Description of the task
Scan the entries for lines with the word "session" and copy those lines.

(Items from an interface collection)
□ □ □ □ □
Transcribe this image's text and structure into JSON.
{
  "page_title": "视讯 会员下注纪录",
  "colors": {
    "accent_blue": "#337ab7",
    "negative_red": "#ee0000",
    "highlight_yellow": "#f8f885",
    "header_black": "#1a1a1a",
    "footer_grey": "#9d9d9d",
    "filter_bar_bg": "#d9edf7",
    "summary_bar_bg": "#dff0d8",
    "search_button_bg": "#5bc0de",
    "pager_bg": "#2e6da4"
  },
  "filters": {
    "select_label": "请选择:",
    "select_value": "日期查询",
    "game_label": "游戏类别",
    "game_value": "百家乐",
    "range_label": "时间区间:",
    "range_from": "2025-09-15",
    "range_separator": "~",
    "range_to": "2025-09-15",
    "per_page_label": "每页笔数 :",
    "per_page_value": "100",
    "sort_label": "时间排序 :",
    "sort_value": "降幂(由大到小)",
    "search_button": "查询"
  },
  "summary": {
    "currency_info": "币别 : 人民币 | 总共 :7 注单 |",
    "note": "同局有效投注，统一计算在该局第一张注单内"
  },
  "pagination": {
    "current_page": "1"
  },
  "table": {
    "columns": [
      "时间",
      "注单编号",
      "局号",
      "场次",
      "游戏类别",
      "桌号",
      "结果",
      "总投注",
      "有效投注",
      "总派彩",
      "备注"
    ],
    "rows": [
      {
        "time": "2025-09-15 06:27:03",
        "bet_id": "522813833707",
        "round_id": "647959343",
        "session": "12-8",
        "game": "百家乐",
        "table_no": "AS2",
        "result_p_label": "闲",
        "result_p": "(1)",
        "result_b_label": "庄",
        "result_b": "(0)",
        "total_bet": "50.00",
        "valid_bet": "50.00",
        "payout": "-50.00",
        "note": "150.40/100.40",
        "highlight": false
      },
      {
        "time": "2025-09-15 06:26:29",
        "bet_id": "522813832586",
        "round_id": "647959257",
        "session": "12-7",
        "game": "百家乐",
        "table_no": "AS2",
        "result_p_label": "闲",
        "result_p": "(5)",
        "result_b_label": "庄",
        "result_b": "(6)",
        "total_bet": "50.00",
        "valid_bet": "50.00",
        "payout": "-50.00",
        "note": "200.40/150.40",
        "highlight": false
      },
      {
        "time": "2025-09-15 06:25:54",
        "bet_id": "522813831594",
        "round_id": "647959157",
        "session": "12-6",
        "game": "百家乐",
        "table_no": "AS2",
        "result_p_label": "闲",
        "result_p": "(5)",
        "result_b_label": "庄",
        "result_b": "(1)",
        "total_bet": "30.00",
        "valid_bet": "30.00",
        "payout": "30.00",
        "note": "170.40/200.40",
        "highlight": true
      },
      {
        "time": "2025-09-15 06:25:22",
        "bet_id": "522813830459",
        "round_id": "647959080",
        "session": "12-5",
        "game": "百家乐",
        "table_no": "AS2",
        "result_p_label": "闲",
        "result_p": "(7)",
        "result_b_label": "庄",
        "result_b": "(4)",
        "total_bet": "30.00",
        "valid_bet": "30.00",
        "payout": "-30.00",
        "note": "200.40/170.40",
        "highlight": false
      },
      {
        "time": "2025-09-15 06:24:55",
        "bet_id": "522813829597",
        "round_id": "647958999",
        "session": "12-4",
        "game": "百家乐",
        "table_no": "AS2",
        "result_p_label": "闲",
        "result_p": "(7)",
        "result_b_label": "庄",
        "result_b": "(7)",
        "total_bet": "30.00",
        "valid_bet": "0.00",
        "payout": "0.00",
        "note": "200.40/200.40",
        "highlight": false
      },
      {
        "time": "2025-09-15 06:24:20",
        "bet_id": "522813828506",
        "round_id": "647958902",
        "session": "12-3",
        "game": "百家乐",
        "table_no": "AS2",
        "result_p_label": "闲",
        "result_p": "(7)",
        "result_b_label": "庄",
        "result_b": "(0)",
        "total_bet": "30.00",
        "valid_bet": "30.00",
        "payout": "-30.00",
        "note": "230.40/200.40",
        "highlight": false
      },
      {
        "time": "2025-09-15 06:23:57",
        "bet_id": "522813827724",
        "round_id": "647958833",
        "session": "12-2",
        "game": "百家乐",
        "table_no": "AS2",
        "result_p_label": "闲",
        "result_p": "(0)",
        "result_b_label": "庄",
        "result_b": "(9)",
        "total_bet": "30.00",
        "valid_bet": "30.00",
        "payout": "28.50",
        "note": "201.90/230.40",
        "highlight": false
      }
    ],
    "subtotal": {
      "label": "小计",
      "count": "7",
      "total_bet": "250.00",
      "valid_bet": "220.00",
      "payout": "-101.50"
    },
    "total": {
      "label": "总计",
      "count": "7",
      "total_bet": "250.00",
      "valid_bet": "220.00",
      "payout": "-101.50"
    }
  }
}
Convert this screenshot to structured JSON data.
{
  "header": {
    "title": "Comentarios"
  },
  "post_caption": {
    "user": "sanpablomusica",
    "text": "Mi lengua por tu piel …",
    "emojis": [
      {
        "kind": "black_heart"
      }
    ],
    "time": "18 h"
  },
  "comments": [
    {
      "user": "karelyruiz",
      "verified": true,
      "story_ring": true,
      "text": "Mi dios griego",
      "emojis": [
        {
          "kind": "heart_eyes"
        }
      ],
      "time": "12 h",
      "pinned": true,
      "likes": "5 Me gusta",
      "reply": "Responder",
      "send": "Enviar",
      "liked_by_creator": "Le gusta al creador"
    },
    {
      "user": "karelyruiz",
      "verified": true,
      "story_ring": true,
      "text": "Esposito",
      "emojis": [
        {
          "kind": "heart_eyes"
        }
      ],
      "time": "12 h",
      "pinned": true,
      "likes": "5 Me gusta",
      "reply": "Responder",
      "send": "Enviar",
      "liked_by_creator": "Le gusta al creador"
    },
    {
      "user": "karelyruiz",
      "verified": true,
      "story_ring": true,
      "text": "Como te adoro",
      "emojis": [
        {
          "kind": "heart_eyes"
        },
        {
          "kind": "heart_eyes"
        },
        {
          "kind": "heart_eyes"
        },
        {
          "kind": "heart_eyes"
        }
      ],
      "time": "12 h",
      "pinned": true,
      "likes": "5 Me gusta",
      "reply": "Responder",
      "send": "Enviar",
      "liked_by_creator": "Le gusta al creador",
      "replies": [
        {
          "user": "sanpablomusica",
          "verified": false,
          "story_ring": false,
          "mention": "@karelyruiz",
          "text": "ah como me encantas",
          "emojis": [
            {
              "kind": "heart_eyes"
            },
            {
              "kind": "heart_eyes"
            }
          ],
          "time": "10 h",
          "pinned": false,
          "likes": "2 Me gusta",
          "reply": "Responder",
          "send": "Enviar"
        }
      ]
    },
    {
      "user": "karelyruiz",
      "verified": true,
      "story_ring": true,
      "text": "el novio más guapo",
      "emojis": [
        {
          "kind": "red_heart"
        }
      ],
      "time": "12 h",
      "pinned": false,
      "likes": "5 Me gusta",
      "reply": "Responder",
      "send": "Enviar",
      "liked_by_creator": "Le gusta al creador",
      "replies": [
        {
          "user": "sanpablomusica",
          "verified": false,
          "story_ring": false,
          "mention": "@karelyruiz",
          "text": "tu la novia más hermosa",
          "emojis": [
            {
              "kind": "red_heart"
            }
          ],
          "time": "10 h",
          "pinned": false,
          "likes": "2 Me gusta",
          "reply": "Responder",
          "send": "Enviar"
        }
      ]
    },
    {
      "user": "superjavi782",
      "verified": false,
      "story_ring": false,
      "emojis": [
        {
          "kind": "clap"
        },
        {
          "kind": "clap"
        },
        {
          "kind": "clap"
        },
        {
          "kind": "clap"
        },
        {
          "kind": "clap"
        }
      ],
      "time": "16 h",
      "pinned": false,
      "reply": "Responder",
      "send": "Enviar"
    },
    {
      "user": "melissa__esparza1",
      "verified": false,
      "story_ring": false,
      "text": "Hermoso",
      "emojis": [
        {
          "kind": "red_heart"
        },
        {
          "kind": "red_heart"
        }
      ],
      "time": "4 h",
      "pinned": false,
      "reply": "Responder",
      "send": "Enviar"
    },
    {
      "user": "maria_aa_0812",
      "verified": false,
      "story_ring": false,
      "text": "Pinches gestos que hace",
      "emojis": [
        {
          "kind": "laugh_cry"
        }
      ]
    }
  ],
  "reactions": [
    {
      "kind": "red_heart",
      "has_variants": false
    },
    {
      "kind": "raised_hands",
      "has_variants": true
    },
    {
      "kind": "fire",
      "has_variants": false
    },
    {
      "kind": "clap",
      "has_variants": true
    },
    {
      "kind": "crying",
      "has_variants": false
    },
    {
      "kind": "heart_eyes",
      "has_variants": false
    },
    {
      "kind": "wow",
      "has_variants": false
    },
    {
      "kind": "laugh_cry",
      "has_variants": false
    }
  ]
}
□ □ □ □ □
Result of this exercise
        "session": "12-8",
        "session": "12-7",
        "session": "12-6",
        "session": "12-5",
        "session": "12-4",
        "session": "12-3",
        "session": "12-2",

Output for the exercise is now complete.